Start of DATA IN THIS EXERCISE
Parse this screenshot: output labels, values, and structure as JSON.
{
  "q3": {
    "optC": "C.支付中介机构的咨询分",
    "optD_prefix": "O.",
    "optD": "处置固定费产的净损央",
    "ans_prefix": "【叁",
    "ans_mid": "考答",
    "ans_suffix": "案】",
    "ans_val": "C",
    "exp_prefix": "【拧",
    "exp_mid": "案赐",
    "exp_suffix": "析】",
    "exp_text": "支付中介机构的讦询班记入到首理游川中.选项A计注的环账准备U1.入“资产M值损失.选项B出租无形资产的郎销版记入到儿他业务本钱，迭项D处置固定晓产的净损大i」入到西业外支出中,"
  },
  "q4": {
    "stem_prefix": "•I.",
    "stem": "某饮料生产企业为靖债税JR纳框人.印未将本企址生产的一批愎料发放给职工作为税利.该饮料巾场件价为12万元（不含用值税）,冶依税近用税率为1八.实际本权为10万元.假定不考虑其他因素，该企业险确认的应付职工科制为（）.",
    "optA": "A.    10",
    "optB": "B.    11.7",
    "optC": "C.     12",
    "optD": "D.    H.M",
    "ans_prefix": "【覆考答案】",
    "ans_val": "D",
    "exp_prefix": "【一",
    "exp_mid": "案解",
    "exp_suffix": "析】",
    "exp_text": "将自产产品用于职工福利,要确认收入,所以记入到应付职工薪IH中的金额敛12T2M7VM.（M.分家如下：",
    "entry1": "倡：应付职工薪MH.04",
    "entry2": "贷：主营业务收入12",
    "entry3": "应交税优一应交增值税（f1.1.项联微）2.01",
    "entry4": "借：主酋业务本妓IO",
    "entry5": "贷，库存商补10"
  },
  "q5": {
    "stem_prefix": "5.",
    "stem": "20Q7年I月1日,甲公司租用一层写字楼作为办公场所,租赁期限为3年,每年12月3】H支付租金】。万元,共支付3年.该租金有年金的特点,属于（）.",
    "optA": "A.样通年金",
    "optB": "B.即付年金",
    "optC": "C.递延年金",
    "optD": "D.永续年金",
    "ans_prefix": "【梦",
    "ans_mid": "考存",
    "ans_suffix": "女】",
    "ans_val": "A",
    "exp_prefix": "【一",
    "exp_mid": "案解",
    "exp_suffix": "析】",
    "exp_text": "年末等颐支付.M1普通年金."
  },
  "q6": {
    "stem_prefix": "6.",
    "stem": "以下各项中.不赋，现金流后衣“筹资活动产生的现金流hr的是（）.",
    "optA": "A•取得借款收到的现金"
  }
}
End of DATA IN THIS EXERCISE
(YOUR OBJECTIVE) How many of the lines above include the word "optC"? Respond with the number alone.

(ANSWER SPACE) 3